The Expert Witness
John and the Apostles have personally experienced “The Life.” John has spent a great deal of effort to prove that. Why? Perhaps verses 4:1 and 4:6 have a clue.


Today we have learned that John’s central message is that Jesus is the Life, and that life has appeared. John knows this because he has experienced it. The writings in his Gospel show that John walked, talked and ate with The Life. He knows this Jesus through and through.

We will see over the coming days that John has several purposes in writing this letter, but in verse 3 he will tell us his immediate purpose. Join us again tomorrow as we examine exactly what John has to say to us.

Wednesday, May 21, 2008


First Try

I recently went through a very difficult time in my life. I was weighed down by stress, blinded by anger, and distracted by depression because of a broken relationship with someone in my immediate family. To complicate things even further, sin was creeping up on me. It was a bad time; one of the worst. I actually questioned whether or not I had a real relationship with God.

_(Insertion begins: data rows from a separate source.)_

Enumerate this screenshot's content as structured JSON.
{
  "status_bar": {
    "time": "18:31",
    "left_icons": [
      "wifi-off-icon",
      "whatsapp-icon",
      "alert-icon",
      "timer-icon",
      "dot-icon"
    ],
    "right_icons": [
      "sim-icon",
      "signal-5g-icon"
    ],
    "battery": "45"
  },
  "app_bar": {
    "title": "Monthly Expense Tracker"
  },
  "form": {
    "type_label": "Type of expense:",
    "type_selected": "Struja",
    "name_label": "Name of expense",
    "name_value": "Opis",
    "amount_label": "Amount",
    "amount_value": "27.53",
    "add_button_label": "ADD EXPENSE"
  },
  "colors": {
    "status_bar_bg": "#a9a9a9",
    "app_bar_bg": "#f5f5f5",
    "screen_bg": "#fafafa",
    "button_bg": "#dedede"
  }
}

For several weeks, I stumbled through sin, trying to find something to distract me from the pain in my life. I kept asking God to deliver me, but it didn't seem like He heard me. Finally, I started asking what I needed to do to get Him back. I started bargaining.

Needless to say, it didn't work.

Finally, I woke up one night at 2:30 AM to go to the bathroom. As I stumbled down the hall in the darkness, my tired soul said to God, "What do you want from me? What do you want me to do?"

I stopped and stood in the dark hallway. The response was quiet but clear: "I want to be first in your life."


I paused for a moment to let this message sink in. ...then I hurried down the hall to make it to the bathroom.

We have a way of complicating our relationship with God. It is easy to forget how to really make things right with Him. We try to make deals with Him. We try to make up for our mistakes by doing extra-good things. We beat ourselves with guilt and condemnation. Eventually we find that none of those things work.

The kicker is this: we can't make things right with Him. We're in much deeper than we think. All of our effort is like trying to bale the ocean out of a sinking rowboat. It's useless.

I know this is a no-brainer, but somehow I forget it so easily. There is nothing we can "do," no liturgy or formula of penance or ritual that can improve our relationship with God. He gives His Presence. We don't earn it.

The only requirement upon us is to be devoted to Him. Simply turning our eyes off of ourselves and letting go of our sorrow, anger, guilt and/or shame.

"You will find me when you seek me with all of your heart." (Jer 29:13) Not when you get your act cleaned up. Not when you make it up to Him. You will find Him when you get serious and seek Him.

Why is this lesson so simple, yet so hard?